How to complete this task. Print the data once more, exactly as given. Drop the pictures.
######
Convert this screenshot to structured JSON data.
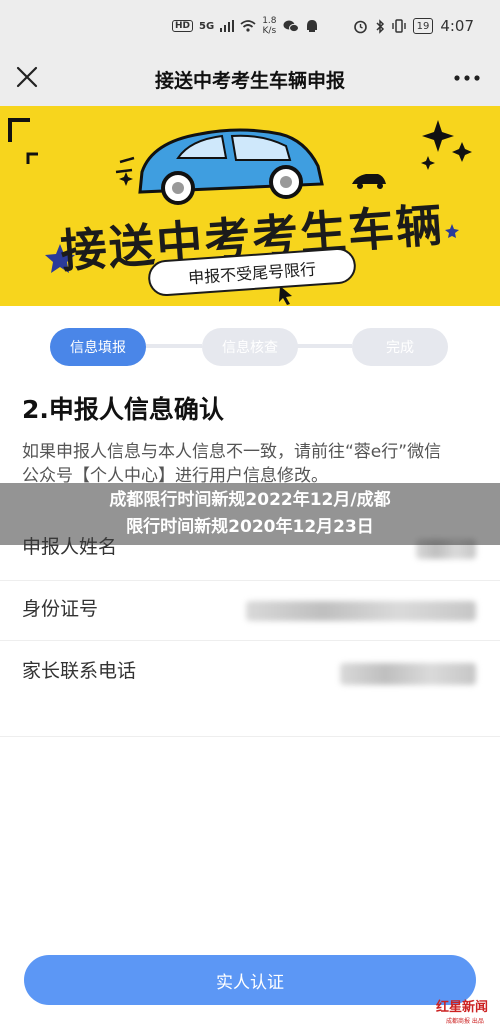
{
  "status_bar": {
    "hd": "HD",
    "network": "5G",
    "speed": "1.8",
    "speed_unit": "K/s",
    "battery": "19",
    "time": "4:07"
  },
  "nav": {
    "title": "接送中考考生车辆申报",
    "close_icon": "close-icon",
    "more_icon": "more-icon"
  },
  "banner": {
    "title": "接送中考考生车辆",
    "pill": "申报不受尾号限行"
  },
  "stepper": {
    "steps": [
      {
        "label": "信息填报",
        "state": "active"
      },
      {
        "label": "信息核查",
        "state": "inactive"
      },
      {
        "label": "完成",
        "state": "inactive"
      }
    ]
  },
  "section": {
    "title": "2.申报人信息确认",
    "notice": "如果申报人信息与本人信息不一致，请前往“蓉e行”微信公众号【个人中心】进行用户信息修改。"
  },
  "overlay": {
    "line1": "成都限行时间新规2022年12月/成都",
    "line2": "限行时间新规2020年12月23日"
  },
  "fields": [
    {
      "label": "申报人姓名"
    },
    {
      "label": "身份证号"
    },
    {
      "label": "家长联系电话"
    }
  ],
  "submit": {
    "label": "实人认证"
  },
  "watermark": {
    "text": "红星新闻",
    "sub": "成都商报 出品"
  },
  "colors": {
    "accent": "#4a86e8",
    "banner": "#f7d51d",
    "button": "#5c97f5"
  }
}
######
Output of the exercise.
Convert this screenshot to structured JSON data.
{
  "status_bar": {
    "hd": "HD",
    "network": "5G",
    "speed": "1.8",
    "speed_unit": "K/s",
    "battery": "19",
    "time": "4:07"
  },
  "nav": {
    "title": "接送中考考生车辆申报",
    "close_icon": "close-icon",
    "more_icon": "more-icon"
  },
  "banner": {
    "title": "接送中考考生车辆",
    "pill": "申报不受尾号限行"
  },
  "stepper": {
    "steps": [
      {
        "label": "信息填报",
        "state": "active"
      },
      {
        "label": "信息核查",
        "state": "inactive"
      },
      {
        "label": "完成",
        "state": "inactive"
      }
    ]
  },
  "section": {
    "title": "2.申报人信息确认",
    "notice": "如果申报人信息与本人信息不一致，请前往“蓉e行”微信公众号【个人中心】进行用户信息修改。"
  },
  "overlay": {
    "line1": "成都限行时间新规2022年12月/成都",
    "line2": "限行时间新规2020年12月23日"
  },
  "fields": [
    {
      "label": "申报人姓名"
    },
    {
      "label": "身份证号"
    },
    {
      "label": "家长联系电话"
    }
  ],
  "submit": {
    "label": "实人认证"
  },
  "watermark": {
    "text": "红星新闻",
    "sub": "成都商报 出品"
  },
  "colors": {
    "accent": "#4a86e8",
    "banner": "#f7d51d",
    "button": "#5c97f5"
  }
}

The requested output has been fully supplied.